Love Stories Through the Generations

I grew up hearing the love stories of my parents and grandparents.  My parents knew of each other throughout their youth, since they were both from two large families in the same town, with many of their siblings being in the same grades.  When my mom was trying to avoid a young man who was interested in her, she chose to sit with my dad at a graduation reception.  That event turned into dates (my dad saying my mom begged him and my mom saying that my dad asked for a date) and eventually a relationship, with a breakup to ensure my mom had found the right man.  She had.

My paternal grandparents met in a “romantic” meat-packing plant.  After a couple dates, my grandpa proposed and six months later they were married.  They were together for over sixty years, until my grandmother passed away from lung cancer.  My maternal grandparents met at a dance and my grandma’s brother asked my grandpa to drive her home.  The rest seemed to be history–marriage shortly followed and a brood of children. Over sixty years later and they are still married, my grandpa cracking jokes and my grandma still thinking he isn’t funny.

My mom and grandmas all got married fairly young.  At times, it is easy for me to begin to do the calculations.  “If I was my mother…..I would be married, with a toddler and another baby due in a couple months.”  These thoughts aren’t really comforting, nor are they intended to be.  Instead, they instill a sense of urgency, a feeling that I am missing out.  It’s the all-too-dreaded ticking of the biological clock.  It is enough to make me panic, even as others around me are saying, “You’re young, you have plenty of time.”

The other day I came to a greater realization of life.  At times a relationship and marriage dominate much of my thoughts and desires.  But marriage is only a means to an end.  If the goal is Heaven, marriage is meant to get me there.  Life is meant to be spent striving for spiritual perfection and Heaven.  That mission is one that relates to me now.  No, I don’t have a beau or a marriage to invest in.  Yet if God knows everything, He must have intended this time to be used for something other than just waiting for my life to start, because it has clearly already begun.

Someday I hope to have a story of how I met my husband.  Inevitably, it will be different than my mother’s story.  Yet I’ve been blessed to have experiences and adventures that my mother did not have.  Even as I desire a life of wedded bliss, I strive to embrace my present state in life so that I will be prepared for the next state and for the next life.

Open House, New School Year

There are a lot of things most people don’t know about teachers.  Most people don’t understand that non-essential classroom decorations (posters, quotes, extra materials) are not paid for by the school.  At times they don’t realize that teaching isn’t a 8-4 job, even if those are the hours for school.  They see the long summers, the Christmas breaks, the consistent weekends off and they believe that teachers have it made.  My dad used to say that teachers complain about their pay but they only work for nine months out of the year.  After seeing me endure my first year of teaching, I think he re-evaluated and commented that teachers work pretty hard.  Every job has its difficulties but people think they know everything that teachers must do because they have all experienced classroom teachers.  The other side of the desk is a bit harder, I’ve learned.

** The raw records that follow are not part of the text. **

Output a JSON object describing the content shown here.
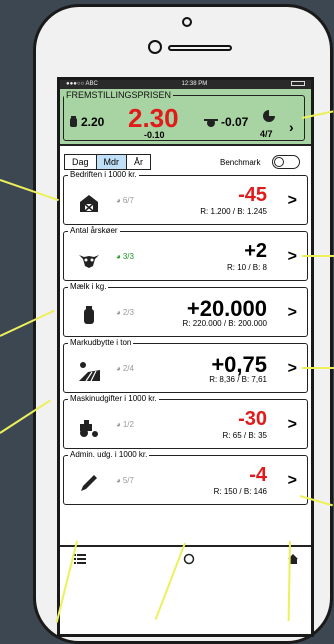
{
  "status_bar": {
    "carrier": "●●●○○ ABC",
    "time": "12:38 PM"
  },
  "price_panel": {
    "title": "FREMSTILLINGSPRISEN",
    "left_value": "2.20",
    "main_value": "2.30",
    "main_delta": "-0.10",
    "right_value": "-0.07",
    "fraction": "4/7"
  },
  "period_tabs": [
    "Dag",
    "Mdr",
    "År"
  ],
  "active_tab": "Mdr",
  "benchmark_label": "Benchmark",
  "cards": [
    {
      "title": "Bedriften i 1000 kr.",
      "score": "6/7",
      "value": "-45",
      "detail": "R: 1.200 / B: 1.245",
      "icon": "barn-icon",
      "negative": true
    },
    {
      "title": "Antal årskøer",
      "score": "3/3",
      "value": "+2",
      "detail": "R: 10 / B: 8",
      "icon": "cow-icon",
      "negative": false,
      "good": true
    },
    {
      "title": "Mælk i kg.",
      "score": "2/3",
      "value": "+20.000",
      "detail": "R: 220.000 / B: 200.000",
      "icon": "milk-can-icon",
      "negative": false
    },
    {
      "title": "Markudbytte i ton",
      "score": "2/4",
      "value": "+0,75",
      "detail": "R: 8,36 / B: 7,61",
      "icon": "field-icon",
      "negative": false
    },
    {
      "title": "Maskinudgifter i 1000 kr.",
      "score": "1/2",
      "value": "-30",
      "detail": "R: 65 / B: 35",
      "icon": "tractor-icon",
      "negative": true
    },
    {
      "title": "Admin. udg. i 1000 kr.",
      "score": "5/7",
      "value": "-4",
      "detail": "R: 150 / B: 146",
      "icon": "pencil-icon",
      "negative": true
    }
  ],
  "nav_icons": [
    "list-icon",
    "circle-icon",
    "home-icon"
  ],
  "colors": {
    "accent_green": "#a8d3a2",
    "negative_red": "#e01b1b",
    "good_green": "#1e9b24",
    "highlight": "#ecf05b"
  }
}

The school year is just beginning and I feel tired already.  Tonight was open house–where the parents go through a mock day and are in each class for 5 minutes.  I’ve never been a big fan of it and always get nervous to speak to the parents.  Tonight I was the least nervous I have ever been but there were still moments of anxiety.

The best part was when I would thank the parents for being the primary educators of their children in regards to the faith.  My intention was to challenge them, encourage them, and applaud them for their efforts.  It was wonderful to see the parents hear what their children probably never say to them.  They see the battles to get their children to Mass and I catch a glimpse of the greatness of that action.  One of the parents thanked me for what I do for the students.  Despite my dislike for the open house in general, that makes it worth it.  I love that I was able to encourage, however briefly, the parents in their vocation as parent.  The rewards may not seem obvious but they will be eternal.

Since my older sister came home for home visit, I am realizing that I love the idea of the lay vocation.  It is the leaven in the world.  The sanctification of the world will only be possible, I believe, with the sanctification of the laity.